• What is needed: Collect all lines containing the word "icon" from the data.

• Extracted data:
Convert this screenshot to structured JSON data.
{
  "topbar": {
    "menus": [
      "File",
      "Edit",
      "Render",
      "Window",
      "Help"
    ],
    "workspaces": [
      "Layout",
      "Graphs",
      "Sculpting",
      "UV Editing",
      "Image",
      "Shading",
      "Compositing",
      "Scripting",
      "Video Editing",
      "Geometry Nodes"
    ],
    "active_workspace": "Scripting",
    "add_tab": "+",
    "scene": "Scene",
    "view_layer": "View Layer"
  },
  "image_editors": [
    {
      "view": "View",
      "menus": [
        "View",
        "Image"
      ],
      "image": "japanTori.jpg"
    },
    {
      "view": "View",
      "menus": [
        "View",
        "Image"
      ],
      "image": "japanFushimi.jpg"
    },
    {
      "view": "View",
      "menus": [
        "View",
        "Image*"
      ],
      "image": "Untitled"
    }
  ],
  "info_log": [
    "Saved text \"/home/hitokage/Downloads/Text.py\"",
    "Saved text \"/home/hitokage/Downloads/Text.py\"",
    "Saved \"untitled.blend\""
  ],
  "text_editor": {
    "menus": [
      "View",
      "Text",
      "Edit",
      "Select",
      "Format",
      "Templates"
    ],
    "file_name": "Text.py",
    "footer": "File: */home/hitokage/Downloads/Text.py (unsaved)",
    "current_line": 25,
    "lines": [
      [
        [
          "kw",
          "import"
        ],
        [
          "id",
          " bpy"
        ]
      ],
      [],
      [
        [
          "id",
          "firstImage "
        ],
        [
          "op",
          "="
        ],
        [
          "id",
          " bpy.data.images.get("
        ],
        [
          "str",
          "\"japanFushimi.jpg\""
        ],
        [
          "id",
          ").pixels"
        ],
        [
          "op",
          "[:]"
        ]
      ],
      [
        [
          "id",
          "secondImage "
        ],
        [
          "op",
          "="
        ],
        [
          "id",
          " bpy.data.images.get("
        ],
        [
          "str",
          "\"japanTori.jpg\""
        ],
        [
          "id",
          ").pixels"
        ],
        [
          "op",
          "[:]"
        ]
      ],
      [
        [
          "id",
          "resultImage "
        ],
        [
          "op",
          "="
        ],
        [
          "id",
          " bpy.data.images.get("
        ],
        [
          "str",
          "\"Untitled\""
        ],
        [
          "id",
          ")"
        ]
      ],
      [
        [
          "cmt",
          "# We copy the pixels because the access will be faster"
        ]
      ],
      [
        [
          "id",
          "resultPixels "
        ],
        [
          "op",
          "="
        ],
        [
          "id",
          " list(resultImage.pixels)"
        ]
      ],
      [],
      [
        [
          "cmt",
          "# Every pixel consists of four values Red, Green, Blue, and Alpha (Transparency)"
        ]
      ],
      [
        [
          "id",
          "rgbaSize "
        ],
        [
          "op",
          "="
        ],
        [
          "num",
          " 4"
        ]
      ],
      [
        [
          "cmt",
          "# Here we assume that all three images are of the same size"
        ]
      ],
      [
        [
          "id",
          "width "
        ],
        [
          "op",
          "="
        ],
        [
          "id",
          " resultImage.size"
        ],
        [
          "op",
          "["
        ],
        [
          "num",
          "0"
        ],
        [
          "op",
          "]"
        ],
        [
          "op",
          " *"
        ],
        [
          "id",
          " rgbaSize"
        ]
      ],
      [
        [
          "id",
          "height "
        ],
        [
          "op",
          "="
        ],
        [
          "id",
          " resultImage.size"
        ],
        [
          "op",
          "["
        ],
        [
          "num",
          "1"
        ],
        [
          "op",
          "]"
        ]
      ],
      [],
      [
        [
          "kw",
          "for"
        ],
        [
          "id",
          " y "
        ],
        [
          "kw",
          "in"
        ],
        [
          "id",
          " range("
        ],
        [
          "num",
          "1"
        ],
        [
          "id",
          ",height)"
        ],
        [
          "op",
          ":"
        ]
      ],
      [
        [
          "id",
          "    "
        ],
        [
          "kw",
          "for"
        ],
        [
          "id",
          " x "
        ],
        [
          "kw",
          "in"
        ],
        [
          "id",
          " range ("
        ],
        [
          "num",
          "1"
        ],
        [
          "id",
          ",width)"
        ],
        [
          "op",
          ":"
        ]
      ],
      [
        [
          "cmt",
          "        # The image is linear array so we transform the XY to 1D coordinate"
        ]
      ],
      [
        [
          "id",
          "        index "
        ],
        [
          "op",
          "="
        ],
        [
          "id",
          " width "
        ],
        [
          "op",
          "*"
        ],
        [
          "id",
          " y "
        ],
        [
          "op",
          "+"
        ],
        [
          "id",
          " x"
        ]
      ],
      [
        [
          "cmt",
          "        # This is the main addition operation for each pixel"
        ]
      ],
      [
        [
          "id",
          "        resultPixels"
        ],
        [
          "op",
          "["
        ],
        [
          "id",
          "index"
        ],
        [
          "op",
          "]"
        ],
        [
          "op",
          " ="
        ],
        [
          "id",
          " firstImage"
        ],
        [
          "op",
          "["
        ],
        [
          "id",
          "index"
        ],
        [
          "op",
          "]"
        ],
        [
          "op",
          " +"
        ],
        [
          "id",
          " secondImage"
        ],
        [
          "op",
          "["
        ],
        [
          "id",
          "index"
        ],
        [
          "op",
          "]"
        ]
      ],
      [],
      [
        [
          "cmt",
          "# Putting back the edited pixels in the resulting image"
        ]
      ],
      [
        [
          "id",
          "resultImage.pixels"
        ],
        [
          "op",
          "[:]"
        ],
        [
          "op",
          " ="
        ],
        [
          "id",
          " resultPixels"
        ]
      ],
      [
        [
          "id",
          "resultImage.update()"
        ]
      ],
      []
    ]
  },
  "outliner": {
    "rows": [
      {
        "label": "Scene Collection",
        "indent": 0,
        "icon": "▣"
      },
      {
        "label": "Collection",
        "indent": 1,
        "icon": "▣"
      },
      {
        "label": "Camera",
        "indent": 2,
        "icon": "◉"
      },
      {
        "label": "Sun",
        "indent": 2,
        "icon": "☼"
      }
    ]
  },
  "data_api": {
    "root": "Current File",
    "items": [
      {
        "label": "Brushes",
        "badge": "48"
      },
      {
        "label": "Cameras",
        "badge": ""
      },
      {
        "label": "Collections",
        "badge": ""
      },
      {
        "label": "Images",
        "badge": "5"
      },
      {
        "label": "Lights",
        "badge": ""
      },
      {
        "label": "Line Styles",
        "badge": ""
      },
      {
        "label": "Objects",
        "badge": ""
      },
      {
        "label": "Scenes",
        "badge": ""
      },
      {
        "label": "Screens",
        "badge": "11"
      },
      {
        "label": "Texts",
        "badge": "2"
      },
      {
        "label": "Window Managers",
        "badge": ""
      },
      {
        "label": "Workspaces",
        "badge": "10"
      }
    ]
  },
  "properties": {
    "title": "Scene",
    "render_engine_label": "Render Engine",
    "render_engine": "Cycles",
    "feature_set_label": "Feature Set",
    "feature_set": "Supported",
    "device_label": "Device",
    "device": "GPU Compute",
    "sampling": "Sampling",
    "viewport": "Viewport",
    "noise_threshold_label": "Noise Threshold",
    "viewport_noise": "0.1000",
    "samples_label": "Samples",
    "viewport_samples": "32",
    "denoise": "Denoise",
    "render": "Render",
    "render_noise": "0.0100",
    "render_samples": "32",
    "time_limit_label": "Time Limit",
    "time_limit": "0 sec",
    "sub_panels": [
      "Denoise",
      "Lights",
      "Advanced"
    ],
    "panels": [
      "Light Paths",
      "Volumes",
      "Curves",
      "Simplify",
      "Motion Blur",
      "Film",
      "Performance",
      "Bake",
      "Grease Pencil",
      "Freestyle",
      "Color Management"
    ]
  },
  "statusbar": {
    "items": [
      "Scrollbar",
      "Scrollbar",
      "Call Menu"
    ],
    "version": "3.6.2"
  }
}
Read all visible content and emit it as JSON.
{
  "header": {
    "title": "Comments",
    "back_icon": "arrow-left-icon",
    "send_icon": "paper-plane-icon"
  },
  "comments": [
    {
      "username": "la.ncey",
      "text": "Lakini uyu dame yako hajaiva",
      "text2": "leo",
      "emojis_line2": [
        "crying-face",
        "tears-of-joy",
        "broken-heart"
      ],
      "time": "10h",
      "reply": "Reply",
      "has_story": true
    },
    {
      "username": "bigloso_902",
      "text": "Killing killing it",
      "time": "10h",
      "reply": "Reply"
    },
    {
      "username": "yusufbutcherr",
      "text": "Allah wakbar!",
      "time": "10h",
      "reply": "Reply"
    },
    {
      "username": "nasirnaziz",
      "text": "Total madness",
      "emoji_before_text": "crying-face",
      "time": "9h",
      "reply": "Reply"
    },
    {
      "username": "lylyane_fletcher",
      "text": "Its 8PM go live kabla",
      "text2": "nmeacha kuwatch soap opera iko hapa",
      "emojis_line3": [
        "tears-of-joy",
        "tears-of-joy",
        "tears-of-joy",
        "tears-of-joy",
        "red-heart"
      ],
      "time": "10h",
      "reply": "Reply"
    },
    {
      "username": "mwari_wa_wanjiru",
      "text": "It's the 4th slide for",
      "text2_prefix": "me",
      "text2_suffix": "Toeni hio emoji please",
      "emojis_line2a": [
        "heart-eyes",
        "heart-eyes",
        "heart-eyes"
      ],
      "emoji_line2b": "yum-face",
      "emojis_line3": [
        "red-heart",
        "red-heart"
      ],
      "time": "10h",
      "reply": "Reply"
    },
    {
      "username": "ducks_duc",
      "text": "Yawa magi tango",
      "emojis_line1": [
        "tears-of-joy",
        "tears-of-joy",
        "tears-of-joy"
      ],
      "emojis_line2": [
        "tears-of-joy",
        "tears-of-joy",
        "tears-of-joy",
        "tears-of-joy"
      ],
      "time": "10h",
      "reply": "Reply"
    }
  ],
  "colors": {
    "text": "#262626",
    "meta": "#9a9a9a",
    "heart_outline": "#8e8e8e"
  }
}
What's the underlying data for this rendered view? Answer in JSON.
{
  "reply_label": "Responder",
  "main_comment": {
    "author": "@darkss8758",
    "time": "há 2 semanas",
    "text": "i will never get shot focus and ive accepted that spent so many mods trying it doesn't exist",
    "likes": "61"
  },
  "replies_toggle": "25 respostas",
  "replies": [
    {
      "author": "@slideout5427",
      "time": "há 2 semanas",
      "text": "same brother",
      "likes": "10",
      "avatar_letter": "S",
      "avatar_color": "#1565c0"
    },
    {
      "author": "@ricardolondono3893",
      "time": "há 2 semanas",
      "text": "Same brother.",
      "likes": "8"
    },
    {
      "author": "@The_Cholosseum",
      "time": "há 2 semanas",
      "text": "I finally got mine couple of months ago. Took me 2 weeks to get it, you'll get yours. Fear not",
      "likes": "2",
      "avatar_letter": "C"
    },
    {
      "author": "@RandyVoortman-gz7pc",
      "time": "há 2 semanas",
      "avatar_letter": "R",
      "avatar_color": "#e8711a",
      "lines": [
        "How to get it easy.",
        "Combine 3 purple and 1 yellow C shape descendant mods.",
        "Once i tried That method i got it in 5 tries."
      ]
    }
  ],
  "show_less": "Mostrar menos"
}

• Answer to the exercise:
        "icon": "▣"
        "icon": "▣"
        "icon": "◉"
        "icon": "☼"
    "back_icon": "arrow-left-icon",
    "send_icon": "paper-plane-icon"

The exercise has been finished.